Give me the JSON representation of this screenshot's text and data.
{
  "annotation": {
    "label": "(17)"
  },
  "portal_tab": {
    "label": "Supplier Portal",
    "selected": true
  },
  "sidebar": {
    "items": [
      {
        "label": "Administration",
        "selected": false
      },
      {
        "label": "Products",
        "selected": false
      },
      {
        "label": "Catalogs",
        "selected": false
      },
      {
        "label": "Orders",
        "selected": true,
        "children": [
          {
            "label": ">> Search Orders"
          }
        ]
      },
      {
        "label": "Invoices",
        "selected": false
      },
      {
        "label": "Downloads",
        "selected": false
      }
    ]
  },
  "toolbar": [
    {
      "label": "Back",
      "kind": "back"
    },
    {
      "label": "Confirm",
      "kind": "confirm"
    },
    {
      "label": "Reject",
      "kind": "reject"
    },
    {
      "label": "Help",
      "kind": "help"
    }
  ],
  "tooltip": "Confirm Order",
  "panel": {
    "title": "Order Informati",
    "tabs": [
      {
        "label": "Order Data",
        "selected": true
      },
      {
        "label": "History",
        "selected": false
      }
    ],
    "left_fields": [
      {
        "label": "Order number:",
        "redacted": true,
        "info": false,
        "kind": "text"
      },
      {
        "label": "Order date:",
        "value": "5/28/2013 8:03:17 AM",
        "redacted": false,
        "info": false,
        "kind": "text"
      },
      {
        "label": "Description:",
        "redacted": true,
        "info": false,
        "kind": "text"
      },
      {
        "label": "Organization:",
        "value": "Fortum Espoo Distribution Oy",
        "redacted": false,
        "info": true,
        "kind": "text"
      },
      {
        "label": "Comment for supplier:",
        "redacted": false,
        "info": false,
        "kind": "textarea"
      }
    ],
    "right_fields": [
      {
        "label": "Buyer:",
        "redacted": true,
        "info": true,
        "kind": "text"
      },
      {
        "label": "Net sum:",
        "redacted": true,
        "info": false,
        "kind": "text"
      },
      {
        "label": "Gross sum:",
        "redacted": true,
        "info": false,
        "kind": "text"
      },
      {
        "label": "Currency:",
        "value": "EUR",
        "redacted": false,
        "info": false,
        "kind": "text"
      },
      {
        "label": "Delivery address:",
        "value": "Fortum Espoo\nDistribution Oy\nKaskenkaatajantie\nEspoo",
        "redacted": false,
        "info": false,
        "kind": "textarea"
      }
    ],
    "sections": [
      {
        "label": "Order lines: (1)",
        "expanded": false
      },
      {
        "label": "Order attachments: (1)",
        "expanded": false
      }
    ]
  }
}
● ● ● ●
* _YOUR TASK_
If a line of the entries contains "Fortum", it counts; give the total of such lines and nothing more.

* _EXERCISE ANSWER_
2